11. Be weary of generated passwords. There are free online tools at your disposal that will create powerful password combinations for you in a matter of seconds. However, be sure to verify that the generator you are using is safe. Hackers have also figured out a way to create this tool. They on the other hand, will generate a password for others, and then use those passwords to hack into their personal information.
Having a secure password is very important. So how do we know if the password we created is strong enough? When we create an online account, usually in the password field, there is a bar that makes an analysis of its strength. To get a good result, we vary the characters between uppercase and lowercase letters, numbers and special characters.
Changing passwords from time-to-time is also a good idea.

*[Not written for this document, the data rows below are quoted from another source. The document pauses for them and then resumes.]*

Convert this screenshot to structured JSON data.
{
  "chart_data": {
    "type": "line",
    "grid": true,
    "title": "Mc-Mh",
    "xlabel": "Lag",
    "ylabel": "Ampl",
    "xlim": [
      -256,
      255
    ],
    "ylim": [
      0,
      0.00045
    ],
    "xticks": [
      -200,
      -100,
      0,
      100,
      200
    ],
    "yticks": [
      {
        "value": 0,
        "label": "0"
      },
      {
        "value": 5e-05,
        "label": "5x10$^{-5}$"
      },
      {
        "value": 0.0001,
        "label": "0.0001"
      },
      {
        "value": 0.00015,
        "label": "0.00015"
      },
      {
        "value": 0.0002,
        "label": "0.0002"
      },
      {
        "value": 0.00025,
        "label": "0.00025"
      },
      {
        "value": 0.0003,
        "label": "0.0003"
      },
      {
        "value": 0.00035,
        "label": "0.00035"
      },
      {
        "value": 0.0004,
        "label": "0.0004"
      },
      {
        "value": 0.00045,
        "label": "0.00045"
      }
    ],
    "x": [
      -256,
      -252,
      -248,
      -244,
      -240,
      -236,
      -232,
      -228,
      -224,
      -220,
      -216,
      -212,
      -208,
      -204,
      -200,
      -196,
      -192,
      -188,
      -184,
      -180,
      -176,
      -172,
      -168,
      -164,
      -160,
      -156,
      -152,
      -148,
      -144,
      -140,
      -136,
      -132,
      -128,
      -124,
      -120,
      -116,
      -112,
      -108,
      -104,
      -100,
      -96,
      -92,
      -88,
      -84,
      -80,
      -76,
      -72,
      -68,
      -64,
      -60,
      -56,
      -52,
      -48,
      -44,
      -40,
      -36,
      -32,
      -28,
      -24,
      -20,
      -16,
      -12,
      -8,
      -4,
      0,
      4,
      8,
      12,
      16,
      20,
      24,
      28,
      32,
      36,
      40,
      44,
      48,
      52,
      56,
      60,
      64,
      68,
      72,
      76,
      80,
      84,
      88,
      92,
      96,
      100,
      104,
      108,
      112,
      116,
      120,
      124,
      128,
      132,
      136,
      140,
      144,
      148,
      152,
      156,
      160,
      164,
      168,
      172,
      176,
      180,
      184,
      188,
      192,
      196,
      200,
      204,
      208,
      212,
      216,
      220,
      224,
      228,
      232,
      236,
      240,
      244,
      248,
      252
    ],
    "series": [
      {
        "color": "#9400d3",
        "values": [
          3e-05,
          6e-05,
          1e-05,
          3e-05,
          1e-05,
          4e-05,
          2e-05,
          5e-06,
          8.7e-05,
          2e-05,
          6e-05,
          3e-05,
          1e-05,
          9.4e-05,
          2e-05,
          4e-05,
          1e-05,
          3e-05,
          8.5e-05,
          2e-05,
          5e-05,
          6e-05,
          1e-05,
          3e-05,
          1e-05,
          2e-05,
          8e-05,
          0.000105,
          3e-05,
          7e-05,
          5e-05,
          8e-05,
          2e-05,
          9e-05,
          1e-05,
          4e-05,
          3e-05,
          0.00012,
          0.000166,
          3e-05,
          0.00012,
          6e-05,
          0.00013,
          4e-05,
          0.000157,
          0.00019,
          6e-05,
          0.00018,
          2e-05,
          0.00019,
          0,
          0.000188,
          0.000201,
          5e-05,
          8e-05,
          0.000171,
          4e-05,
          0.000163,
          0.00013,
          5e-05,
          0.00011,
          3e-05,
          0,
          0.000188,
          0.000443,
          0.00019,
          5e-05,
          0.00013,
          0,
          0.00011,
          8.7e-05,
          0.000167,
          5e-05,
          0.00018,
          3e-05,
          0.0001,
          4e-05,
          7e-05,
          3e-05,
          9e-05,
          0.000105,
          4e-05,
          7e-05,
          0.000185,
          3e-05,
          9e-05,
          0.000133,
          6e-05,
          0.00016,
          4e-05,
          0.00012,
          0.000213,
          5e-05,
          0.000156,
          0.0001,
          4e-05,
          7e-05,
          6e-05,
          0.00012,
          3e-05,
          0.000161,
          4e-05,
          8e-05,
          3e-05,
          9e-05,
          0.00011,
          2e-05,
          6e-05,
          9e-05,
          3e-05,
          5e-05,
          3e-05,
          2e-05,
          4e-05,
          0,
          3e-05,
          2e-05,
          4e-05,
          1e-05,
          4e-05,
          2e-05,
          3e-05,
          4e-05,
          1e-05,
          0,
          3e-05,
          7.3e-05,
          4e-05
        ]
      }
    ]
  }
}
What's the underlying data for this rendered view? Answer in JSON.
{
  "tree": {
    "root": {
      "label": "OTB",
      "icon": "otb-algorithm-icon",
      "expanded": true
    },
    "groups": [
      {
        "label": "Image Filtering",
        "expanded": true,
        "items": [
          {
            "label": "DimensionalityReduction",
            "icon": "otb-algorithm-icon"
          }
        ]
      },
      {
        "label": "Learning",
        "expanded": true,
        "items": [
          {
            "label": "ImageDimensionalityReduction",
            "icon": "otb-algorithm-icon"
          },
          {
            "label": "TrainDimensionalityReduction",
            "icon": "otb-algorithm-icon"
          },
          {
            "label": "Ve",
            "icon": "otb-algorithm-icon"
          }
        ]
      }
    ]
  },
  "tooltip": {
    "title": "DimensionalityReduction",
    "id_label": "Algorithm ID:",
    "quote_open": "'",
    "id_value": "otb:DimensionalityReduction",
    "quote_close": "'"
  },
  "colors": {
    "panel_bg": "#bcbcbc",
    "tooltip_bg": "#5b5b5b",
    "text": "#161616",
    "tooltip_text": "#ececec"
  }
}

A significant switch in characters every three months would be a good example.
We’d love to hear your thoughts and comments below! And as always, if you need any assistance, please email us at Support@HostandStore.com. Enjoy your week!
Everyone at one point has received an unsolicited email. Most of us know that cleaning them up from our inbox is as simple as clicking the unsubscribe button at the bottom of the page.

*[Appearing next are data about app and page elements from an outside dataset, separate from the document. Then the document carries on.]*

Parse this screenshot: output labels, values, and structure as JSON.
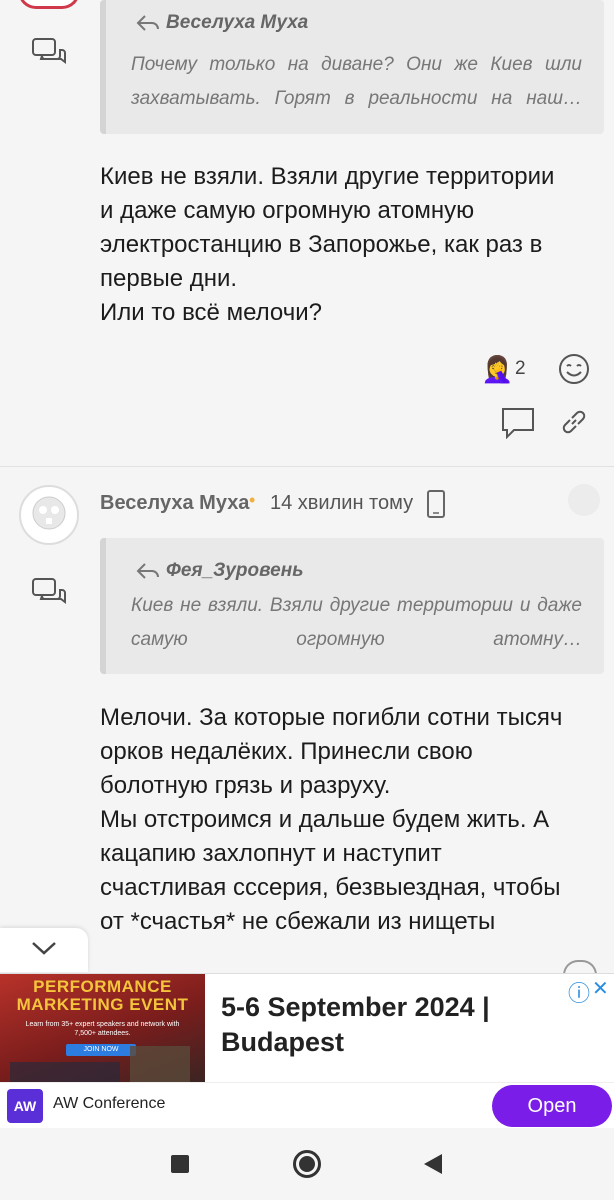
{
  "posts": [
    {
      "quote": {
        "author": "Веселуха Муха",
        "text": "Почему только на диване? Они же Киев шли захватывать. Горят в реальности на наш…"
      },
      "body": "Киев не взяли. Взяли другие территории\nи даже самую огромную атомную\nэлектростанцию в Запорожье, как раз в\nпервые дни.\nИли то всё мелочи?",
      "reactions": {
        "emoji": "🤦‍♀️",
        "count": "2"
      }
    },
    {
      "author": "Веселуха Муха",
      "separator": "•",
      "time": "14 хвилин тому",
      "quote": {
        "author": "Фея_Зуровень",
        "text": "Киев не взяли. Взяли другие территории и даже самую огромную атомну…"
      },
      "body": "Мелочи. За которые погибли сотни тысяч\nорков недалёких. Принесли свою\nболотную грязь и разруху.\nМы отстроимся и дальше будем жить. А\nкацапию захлопнут и наступит\nсчастливая сссерия, безвыездная, чтобы\nот *счастья* не сбежали из нищеты"
    }
  ],
  "ad": {
    "image": {
      "title": "PERFORMANCE MARKETING EVENT",
      "subtitle": "Learn from 35+ expert speakers and network with 7,500+ attendees.",
      "button": "JOIN NOW"
    },
    "headline": "5-6 September 2024 | Budapest",
    "advertiser": "AW Conference",
    "logo_text": "AW",
    "cta": "Open",
    "cta_color": "#7b1de8",
    "info_glyph": "ⓘ",
    "close_glyph": "✕"
  },
  "scroll_down_glyph": "⌄"
}
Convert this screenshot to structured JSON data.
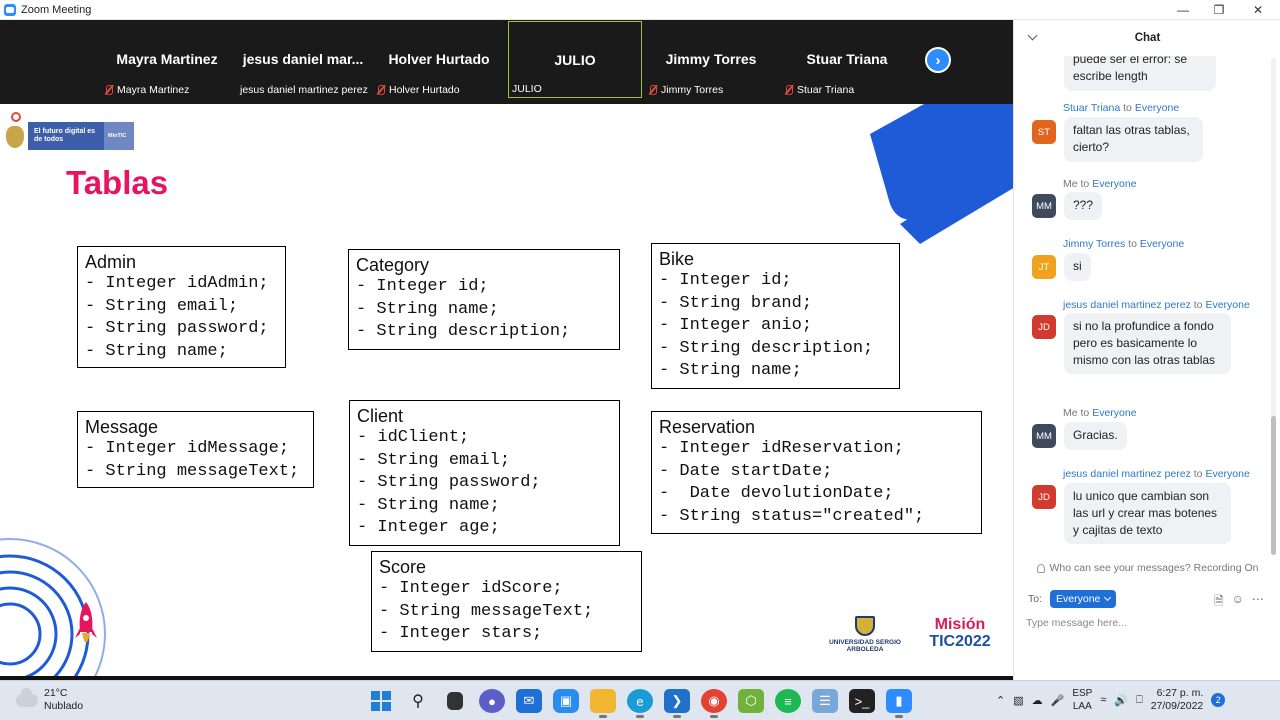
{
  "window": {
    "title": "Zoom Meeting"
  },
  "participants": [
    {
      "big_name": "Mayra Martinez",
      "small_name": "Mayra Martinez",
      "muted": true
    },
    {
      "big_name": "jesus  daniel  mar...",
      "small_name": "jesus daniel martinez perez",
      "muted": false
    },
    {
      "big_name": "Holver Hurtado",
      "small_name": "Holver Hurtado",
      "muted": true
    },
    {
      "big_name": "JULIO",
      "small_name": "JULIO",
      "muted": false,
      "active_speaker": true
    },
    {
      "big_name": "Jimmy Torres",
      "small_name": "Jimmy Torres",
      "muted": true
    },
    {
      "big_name": "Stuar Triana",
      "small_name": "Stuar Triana",
      "muted": true
    }
  ],
  "slide": {
    "title": "Tablas",
    "logo_text": "El futuro digital es de todos",
    "logo_brand": "MinTIC",
    "university": "UNIVERSIDAD SERGIO ARBOLEDA",
    "mision": "Misión",
    "mision_year": "TIC2022",
    "classes": [
      {
        "name": "Admin",
        "fields": [
          "- Integer idAdmin;",
          "- String email;",
          "- String password;",
          "- String name;"
        ]
      },
      {
        "name": "Category",
        "fields": [
          "- Integer id;",
          "- String name;",
          "- String description;"
        ]
      },
      {
        "name": "Bike",
        "fields": [
          "- Integer id;",
          "- String brand;",
          "- Integer anio;",
          "- String description;",
          "- String name;"
        ]
      },
      {
        "name": "Message",
        "fields": [
          "- Integer idMessage;",
          "- String messageText;"
        ]
      },
      {
        "name": "Client",
        "fields": [
          "- idClient;",
          "- String email;",
          "- String password;",
          "- String name;",
          "- Integer age;"
        ]
      },
      {
        "name": "Reservation",
        "fields": [
          "- Integer idReservation;",
          "- Date startDate;",
          "-  Date devolutionDate;",
          "- String status=\"created\";"
        ]
      },
      {
        "name": "Score",
        "fields": [
          "- Integer idScore;",
          "- String messageText;",
          "- Integer stars;"
        ]
      }
    ]
  },
  "chat": {
    "title": "Chat",
    "messages": [
      {
        "sender": "",
        "target": "",
        "initials": "",
        "avatar_color": "",
        "text": "puede ser el error: se escribe length",
        "partial": true
      },
      {
        "sender": "Stuar Triana",
        "target": "Everyone",
        "initials": "ST",
        "avatar_color": "#e0661f",
        "text": "faltan las otras tablas, cierto?"
      },
      {
        "sender": "Me",
        "target": "Everyone",
        "initials": "MM",
        "avatar_color": "#3f4a5c",
        "text": "???"
      },
      {
        "sender": "Jimmy Torres",
        "target": "Everyone",
        "initials": "JT",
        "avatar_color": "#f0a21e",
        "text": "si"
      },
      {
        "sender": "jesus daniel martinez perez",
        "target": "Everyone",
        "initials": "JD",
        "avatar_color": "#d13b2f",
        "text": "si no la profundice  a fondo pero es basicamente lo mismo con las otras tablas"
      },
      {
        "sender": "Me",
        "target": "Everyone",
        "initials": "MM",
        "avatar_color": "#3f4a5c",
        "text": "Gracias."
      },
      {
        "sender": "jesus daniel martinez perez",
        "target": "Everyone",
        "initials": "JD",
        "avatar_color": "#d13b2f",
        "text": "lu unico que cambian son las url y crear mas botenes y  cajitas de texto"
      }
    ],
    "to_word": "to",
    "privacy_note": "Who can see your messages? Recording On",
    "to_label": "To:",
    "recipient": "Everyone",
    "input_placeholder": "Type message here..."
  },
  "taskbar": {
    "weather_temp": "21°C",
    "weather_desc": "Nublado",
    "lang_1": "ESP",
    "lang_2": "LAA",
    "time": "6:27 p. m.",
    "date": "27/09/2022",
    "notifications": "2"
  }
}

However, what most people don’t know is that clicking on those emails can get them into some serious trouble.
If a spammer sends you an email that looks legit, you may wind up giving away personal information about yourself when you decide to opt-out of his fake mailing list. Worst of all, you could grant him with the opportunity to send you some malware, though obviously not everyone who emails you is out to grab your personal data.
If you’re like most people, you’d pick the first one.
That’s not just a random statement. As a matter of fact, in a recent survey by Verisign, 9 out of 10 people said that the first email makes a business look more credible.
The threat of losing personal data has become an increasing problem worldwide. We currently live in a world where our private information is made vulnerable on a daily basis thanks to cyber criminals, whose primary objective is to steal various forms of personal identifying information (PII), such as social security numbers, account numbers, our identities, and so much more.
With this being said, it has become increasingly important to take preventative measures in regards to how we use our email address on the web. Fortunately, with the right tools, preventing cybercrime can be easy. As a matter of fact, one of these tools is so simple, it’s often overlooked by many people: a secondary email address.
Here are 3 tips on how you can use a secondary email address to protect yourself on the web.
Hello, Friends! I hope you are all doing great.
The internet is a wonderful thing. On the other hand, there are drawbacks, as there are with any good thing. Your whole identity is on the internet. Many of us use online banking and pay our bills on the internet. Proper precautions must be taken when it comes to security. I’d like to pass along some information about password security in general.